### Exercise materials ###
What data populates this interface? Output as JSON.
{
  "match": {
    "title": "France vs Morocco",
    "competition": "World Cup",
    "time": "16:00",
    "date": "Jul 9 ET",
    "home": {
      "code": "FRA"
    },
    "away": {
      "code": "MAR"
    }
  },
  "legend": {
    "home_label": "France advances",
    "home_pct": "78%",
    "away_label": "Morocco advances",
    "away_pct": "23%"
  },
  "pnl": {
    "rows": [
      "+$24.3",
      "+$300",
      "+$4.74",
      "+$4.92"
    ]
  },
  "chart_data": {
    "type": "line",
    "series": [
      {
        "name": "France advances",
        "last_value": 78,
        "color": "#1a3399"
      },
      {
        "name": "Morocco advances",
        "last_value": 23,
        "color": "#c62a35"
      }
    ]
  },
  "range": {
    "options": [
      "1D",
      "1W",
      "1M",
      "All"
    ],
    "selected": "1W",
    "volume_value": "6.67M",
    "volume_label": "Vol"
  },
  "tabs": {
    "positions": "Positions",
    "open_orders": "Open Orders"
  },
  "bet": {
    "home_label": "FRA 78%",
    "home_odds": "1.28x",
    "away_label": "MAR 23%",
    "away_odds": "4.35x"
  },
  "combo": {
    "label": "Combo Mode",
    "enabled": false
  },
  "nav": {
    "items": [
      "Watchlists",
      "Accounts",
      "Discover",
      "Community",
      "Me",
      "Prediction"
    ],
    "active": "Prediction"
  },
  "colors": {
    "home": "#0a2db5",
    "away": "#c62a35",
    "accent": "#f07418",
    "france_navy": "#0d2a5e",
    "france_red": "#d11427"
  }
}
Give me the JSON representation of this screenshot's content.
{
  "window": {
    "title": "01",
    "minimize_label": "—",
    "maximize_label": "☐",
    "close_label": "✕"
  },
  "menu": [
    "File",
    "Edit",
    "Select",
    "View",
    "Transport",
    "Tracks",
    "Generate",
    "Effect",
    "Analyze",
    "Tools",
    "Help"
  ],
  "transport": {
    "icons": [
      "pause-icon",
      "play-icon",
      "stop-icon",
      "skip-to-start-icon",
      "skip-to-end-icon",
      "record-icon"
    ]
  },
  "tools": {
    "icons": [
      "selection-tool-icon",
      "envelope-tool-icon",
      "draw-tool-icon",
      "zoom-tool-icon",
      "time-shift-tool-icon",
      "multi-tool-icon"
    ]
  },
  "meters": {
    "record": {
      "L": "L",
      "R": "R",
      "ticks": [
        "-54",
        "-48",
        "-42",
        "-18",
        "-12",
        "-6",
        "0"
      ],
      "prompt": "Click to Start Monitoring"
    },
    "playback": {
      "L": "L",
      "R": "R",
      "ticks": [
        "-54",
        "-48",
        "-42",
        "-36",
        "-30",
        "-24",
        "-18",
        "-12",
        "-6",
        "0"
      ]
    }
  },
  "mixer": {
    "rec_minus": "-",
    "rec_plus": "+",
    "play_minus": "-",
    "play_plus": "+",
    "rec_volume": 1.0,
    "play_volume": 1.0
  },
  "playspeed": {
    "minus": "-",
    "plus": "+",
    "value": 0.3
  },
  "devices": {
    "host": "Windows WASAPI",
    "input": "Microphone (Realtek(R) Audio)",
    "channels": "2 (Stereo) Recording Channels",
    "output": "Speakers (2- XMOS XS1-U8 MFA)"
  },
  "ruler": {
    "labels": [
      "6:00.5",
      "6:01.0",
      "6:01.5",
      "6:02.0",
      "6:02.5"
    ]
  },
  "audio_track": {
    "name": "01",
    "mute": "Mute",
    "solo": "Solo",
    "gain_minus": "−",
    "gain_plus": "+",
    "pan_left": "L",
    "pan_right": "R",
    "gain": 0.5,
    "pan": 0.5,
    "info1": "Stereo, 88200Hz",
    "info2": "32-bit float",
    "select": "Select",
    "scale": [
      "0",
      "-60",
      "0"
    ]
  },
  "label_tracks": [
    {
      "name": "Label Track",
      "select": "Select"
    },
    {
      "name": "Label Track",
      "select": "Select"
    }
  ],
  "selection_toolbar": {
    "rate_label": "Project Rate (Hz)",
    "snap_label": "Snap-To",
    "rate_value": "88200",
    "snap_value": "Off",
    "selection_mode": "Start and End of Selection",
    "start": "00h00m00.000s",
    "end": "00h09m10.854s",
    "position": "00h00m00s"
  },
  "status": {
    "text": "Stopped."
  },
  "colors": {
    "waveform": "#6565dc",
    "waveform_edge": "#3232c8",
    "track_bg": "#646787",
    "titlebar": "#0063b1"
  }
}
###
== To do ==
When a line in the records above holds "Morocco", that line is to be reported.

== Solved exercise ==
    "title": "France vs Morocco",
    "away_label": "Morocco advances",
        "name": "Morocco advances",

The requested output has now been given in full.